What the task requires. Go through the entries below and copy each line containing the word "name".

[Excerpts from an interface dataset]
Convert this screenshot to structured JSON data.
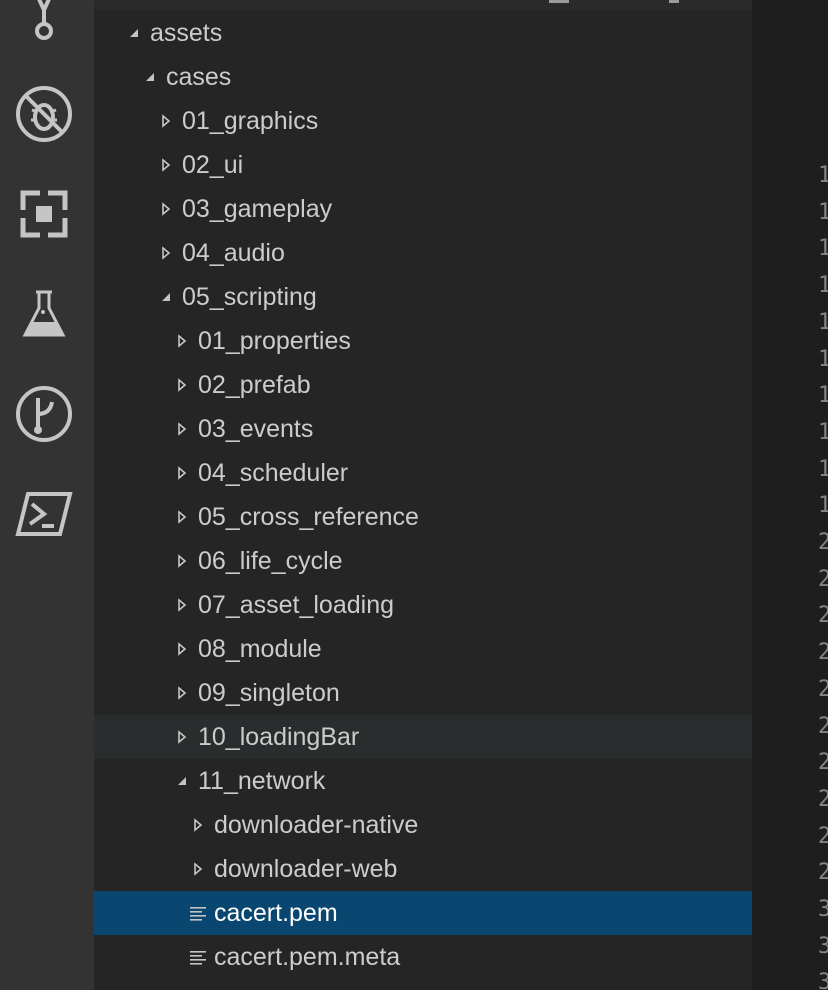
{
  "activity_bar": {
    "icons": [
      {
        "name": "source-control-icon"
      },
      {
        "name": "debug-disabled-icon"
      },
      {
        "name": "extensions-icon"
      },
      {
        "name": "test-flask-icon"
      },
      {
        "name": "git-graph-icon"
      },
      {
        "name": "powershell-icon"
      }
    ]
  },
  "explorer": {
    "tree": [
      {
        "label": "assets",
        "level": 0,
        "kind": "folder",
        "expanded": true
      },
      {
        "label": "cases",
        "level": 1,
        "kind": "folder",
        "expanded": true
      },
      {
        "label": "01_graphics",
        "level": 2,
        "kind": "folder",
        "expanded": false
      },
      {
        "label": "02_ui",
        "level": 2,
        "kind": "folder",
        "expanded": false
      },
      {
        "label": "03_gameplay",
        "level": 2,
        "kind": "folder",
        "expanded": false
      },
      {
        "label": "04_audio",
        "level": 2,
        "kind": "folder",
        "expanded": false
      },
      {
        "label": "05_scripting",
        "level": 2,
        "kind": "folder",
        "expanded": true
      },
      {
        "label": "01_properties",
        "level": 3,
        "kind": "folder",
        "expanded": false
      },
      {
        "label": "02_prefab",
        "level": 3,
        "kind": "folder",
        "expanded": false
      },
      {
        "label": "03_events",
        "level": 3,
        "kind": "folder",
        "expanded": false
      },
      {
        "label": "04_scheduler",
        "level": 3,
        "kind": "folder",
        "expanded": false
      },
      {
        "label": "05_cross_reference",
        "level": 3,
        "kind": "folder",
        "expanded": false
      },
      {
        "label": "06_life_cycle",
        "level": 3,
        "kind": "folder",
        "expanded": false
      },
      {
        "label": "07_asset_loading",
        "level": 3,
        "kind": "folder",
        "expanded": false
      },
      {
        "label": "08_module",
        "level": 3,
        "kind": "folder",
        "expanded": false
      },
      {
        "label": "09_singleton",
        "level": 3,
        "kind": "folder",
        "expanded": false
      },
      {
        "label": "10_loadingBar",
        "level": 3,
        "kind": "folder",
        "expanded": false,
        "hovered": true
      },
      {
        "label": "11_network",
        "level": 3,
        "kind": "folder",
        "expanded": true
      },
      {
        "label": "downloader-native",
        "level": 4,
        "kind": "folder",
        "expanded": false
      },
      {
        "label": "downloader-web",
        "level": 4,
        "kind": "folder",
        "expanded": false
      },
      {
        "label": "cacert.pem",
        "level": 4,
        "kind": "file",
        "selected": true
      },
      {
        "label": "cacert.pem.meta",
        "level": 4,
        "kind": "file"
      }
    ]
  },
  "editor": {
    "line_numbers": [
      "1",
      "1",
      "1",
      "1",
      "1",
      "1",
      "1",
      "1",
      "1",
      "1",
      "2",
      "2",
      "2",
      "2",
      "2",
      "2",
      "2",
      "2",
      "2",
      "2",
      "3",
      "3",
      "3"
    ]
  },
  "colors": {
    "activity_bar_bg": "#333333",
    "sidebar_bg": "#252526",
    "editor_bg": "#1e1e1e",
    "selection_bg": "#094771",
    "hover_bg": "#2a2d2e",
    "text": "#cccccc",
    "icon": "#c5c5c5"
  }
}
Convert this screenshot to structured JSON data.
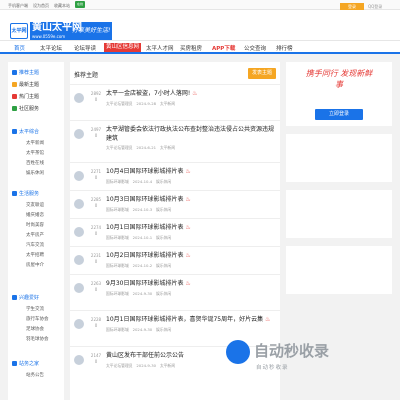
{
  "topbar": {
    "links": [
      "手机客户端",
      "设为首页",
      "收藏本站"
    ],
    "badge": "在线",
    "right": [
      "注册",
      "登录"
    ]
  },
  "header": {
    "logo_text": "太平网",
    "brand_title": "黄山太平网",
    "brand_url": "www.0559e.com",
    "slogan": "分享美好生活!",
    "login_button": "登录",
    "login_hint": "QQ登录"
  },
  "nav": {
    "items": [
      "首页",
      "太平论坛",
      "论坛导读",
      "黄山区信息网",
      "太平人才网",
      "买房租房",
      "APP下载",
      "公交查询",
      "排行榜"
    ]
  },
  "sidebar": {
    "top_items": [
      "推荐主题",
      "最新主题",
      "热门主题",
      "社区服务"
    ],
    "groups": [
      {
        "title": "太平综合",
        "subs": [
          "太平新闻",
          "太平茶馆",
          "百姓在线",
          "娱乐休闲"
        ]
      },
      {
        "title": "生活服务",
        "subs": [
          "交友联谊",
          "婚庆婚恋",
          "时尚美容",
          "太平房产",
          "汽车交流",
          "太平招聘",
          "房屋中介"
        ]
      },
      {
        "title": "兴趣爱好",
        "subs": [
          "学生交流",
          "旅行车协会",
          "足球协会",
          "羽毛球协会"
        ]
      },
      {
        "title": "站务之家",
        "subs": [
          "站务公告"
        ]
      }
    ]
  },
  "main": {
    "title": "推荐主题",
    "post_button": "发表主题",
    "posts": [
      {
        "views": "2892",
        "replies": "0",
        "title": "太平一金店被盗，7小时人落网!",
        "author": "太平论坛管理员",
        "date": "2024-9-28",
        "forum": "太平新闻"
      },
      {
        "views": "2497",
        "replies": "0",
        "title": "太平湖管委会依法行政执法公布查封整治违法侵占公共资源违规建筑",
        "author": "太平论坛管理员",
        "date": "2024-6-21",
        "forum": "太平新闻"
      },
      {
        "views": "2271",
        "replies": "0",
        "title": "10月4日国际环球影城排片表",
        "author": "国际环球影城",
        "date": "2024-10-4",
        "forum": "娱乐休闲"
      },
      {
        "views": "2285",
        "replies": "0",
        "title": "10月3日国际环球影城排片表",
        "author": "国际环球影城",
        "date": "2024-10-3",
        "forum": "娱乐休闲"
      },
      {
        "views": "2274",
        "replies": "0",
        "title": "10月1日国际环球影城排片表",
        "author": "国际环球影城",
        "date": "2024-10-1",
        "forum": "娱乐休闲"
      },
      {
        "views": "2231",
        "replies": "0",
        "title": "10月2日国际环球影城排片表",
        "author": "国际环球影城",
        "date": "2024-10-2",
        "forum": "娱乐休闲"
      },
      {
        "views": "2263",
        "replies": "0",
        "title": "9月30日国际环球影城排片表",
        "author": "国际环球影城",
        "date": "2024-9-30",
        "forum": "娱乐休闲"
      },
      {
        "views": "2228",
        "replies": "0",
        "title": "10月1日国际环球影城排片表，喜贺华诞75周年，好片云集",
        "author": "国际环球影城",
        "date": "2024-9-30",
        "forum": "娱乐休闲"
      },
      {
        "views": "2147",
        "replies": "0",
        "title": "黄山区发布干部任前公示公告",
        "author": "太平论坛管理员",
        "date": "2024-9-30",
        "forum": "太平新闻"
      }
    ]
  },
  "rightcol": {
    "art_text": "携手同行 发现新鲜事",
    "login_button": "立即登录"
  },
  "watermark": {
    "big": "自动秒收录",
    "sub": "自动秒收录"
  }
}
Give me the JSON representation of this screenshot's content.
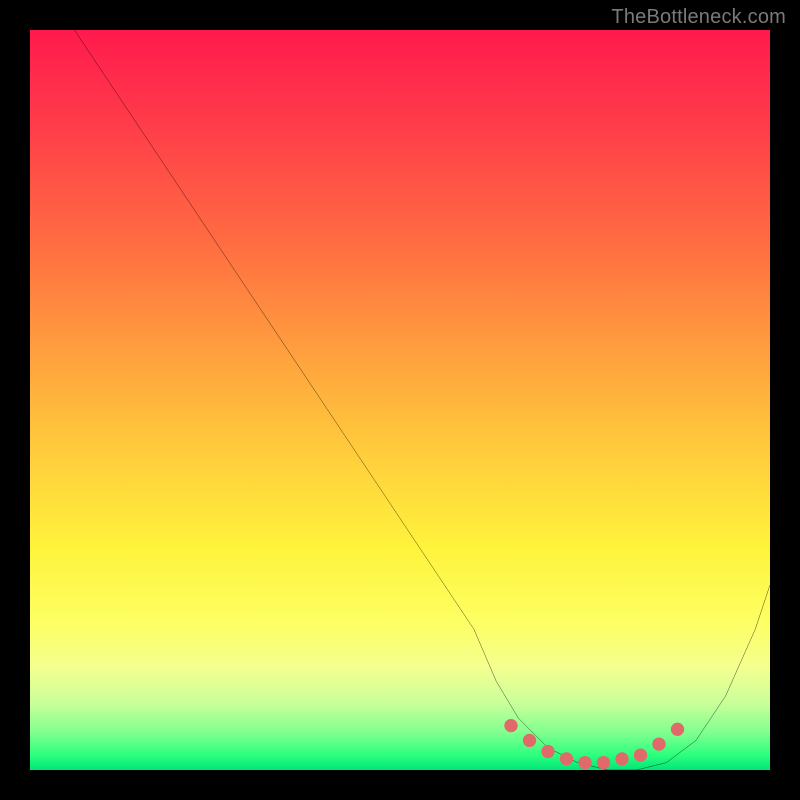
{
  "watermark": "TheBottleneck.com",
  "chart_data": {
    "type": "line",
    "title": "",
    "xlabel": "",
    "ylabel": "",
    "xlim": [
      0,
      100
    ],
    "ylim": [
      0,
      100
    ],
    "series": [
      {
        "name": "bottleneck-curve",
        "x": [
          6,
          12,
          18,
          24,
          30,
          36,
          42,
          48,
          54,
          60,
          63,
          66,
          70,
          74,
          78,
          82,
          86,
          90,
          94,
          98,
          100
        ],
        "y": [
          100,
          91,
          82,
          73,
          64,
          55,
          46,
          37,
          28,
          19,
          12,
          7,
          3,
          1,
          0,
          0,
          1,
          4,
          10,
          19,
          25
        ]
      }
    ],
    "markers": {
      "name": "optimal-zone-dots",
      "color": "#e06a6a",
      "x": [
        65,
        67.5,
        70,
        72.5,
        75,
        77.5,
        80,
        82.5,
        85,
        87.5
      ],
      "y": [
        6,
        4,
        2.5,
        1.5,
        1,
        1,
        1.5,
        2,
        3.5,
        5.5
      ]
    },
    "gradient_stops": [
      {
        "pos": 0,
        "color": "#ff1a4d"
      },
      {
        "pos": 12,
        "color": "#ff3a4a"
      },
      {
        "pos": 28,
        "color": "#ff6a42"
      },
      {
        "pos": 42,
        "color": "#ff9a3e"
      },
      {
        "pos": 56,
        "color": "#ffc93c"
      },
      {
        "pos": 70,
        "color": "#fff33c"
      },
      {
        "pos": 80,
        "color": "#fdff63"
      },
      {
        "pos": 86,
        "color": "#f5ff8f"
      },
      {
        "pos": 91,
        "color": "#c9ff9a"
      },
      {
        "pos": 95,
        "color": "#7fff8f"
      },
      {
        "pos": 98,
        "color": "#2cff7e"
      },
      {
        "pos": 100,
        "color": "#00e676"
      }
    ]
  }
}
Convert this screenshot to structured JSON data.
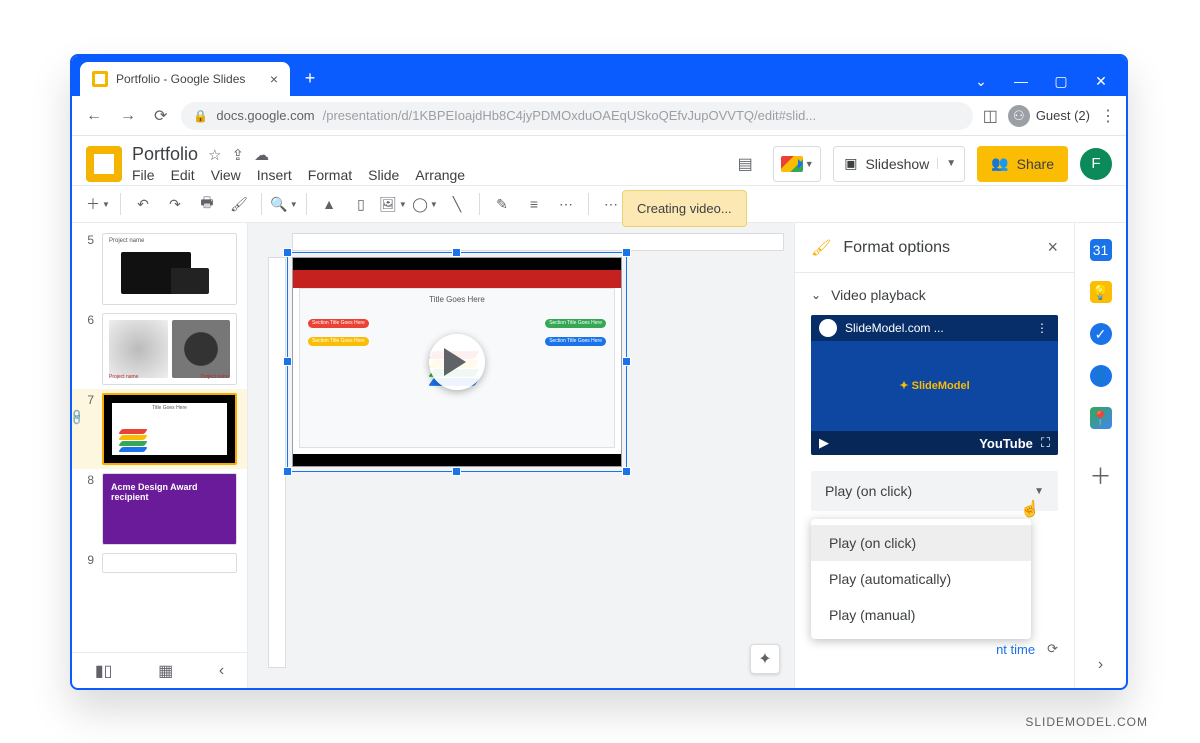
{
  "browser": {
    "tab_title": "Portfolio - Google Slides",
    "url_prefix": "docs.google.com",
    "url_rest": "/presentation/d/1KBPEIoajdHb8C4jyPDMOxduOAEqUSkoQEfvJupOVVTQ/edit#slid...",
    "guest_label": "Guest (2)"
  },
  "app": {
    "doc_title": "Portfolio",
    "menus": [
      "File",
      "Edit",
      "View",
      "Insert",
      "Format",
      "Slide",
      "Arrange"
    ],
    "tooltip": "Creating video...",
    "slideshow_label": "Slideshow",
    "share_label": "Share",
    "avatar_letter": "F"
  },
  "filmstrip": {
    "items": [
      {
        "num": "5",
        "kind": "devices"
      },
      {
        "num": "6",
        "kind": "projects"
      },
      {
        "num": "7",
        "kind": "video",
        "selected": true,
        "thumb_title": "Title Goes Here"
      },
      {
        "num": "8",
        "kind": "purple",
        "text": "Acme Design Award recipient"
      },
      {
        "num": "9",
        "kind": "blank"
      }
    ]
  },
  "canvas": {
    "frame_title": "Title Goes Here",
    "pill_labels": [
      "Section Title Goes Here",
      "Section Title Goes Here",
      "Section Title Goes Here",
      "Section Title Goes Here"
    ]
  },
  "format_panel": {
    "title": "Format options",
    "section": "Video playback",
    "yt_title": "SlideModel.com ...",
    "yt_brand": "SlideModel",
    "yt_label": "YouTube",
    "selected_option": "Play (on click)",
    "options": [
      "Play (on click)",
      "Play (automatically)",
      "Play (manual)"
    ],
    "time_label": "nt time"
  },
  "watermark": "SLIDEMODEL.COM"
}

Written solution.
        "name": "source-control-icon"
        "name": "debug-disabled-icon"
        "name": "extensions-icon"
        "name": "test-flask-icon"
        "name": "git-graph-icon"
        "name": "powershell-icon"
        "name": "bottleneck-curve",
      "name": "optimal-zone-dots",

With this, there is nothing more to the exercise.